> EXERCISE MATERIAL
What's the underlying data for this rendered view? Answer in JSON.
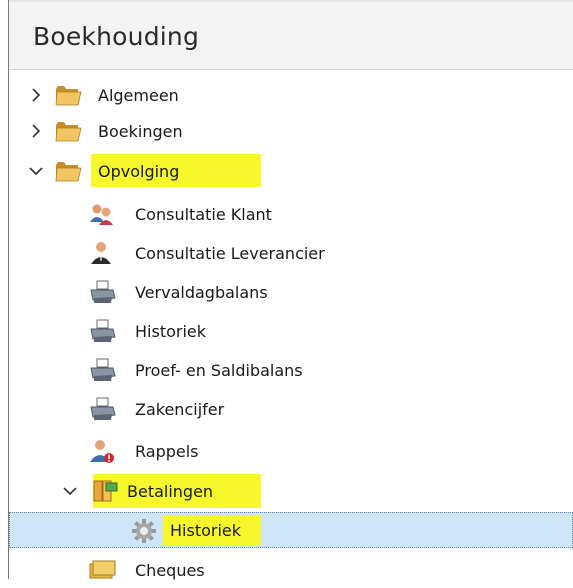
{
  "panel": {
    "title": "Boekhouding"
  },
  "tree": [
    {
      "label": "Algemeen",
      "icon": "folder-icon",
      "expander": "collapsed"
    },
    {
      "label": "Boekingen",
      "icon": "folder-icon",
      "expander": "collapsed"
    },
    {
      "label": "Opvolging",
      "icon": "folder-icon",
      "expander": "expanded",
      "highlighted": true
    },
    {
      "label": "Consultatie Klant",
      "icon": "customers-icon"
    },
    {
      "label": "Consultatie Leverancier",
      "icon": "supplier-icon"
    },
    {
      "label": "Vervaldagbalans",
      "icon": "printer-icon"
    },
    {
      "label": "Historiek",
      "icon": "printer-icon"
    },
    {
      "label": "Proef- en Saldibalans",
      "icon": "printer-icon"
    },
    {
      "label": "Zakencijfer",
      "icon": "printer-icon"
    },
    {
      "label": "Rappels",
      "icon": "reminder-user-icon"
    },
    {
      "label": "Betalingen",
      "icon": "payments-icon",
      "expander": "expanded",
      "highlighted": true
    },
    {
      "label": "Historiek",
      "icon": "gear-icon",
      "selected": true,
      "highlighted": true
    },
    {
      "label": "Cheques",
      "icon": "cheques-icon"
    }
  ],
  "colors": {
    "highlight": "#f6f82b",
    "selection": "#cfe5f8",
    "folder": "#e8b64c"
  }
}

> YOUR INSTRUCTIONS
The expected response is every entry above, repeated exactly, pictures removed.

> TASK RESULT
What's the underlying data for this rendered view? Answer in JSON.
{
  "panel": {
    "title": "Boekhouding"
  },
  "tree": [
    {
      "label": "Algemeen",
      "icon": "folder-icon",
      "expander": "collapsed"
    },
    {
      "label": "Boekingen",
      "icon": "folder-icon",
      "expander": "collapsed"
    },
    {
      "label": "Opvolging",
      "icon": "folder-icon",
      "expander": "expanded",
      "highlighted": true
    },
    {
      "label": "Consultatie Klant",
      "icon": "customers-icon"
    },
    {
      "label": "Consultatie Leverancier",
      "icon": "supplier-icon"
    },
    {
      "label": "Vervaldagbalans",
      "icon": "printer-icon"
    },
    {
      "label": "Historiek",
      "icon": "printer-icon"
    },
    {
      "label": "Proef- en Saldibalans",
      "icon": "printer-icon"
    },
    {
      "label": "Zakencijfer",
      "icon": "printer-icon"
    },
    {
      "label": "Rappels",
      "icon": "reminder-user-icon"
    },
    {
      "label": "Betalingen",
      "icon": "payments-icon",
      "expander": "expanded",
      "highlighted": true
    },
    {
      "label": "Historiek",
      "icon": "gear-icon",
      "selected": true,
      "highlighted": true
    },
    {
      "label": "Cheques",
      "icon": "cheques-icon"
    }
  ],
  "colors": {
    "highlight": "#f6f82b",
    "selection": "#cfe5f8",
    "folder": "#e8b64c"
  }
}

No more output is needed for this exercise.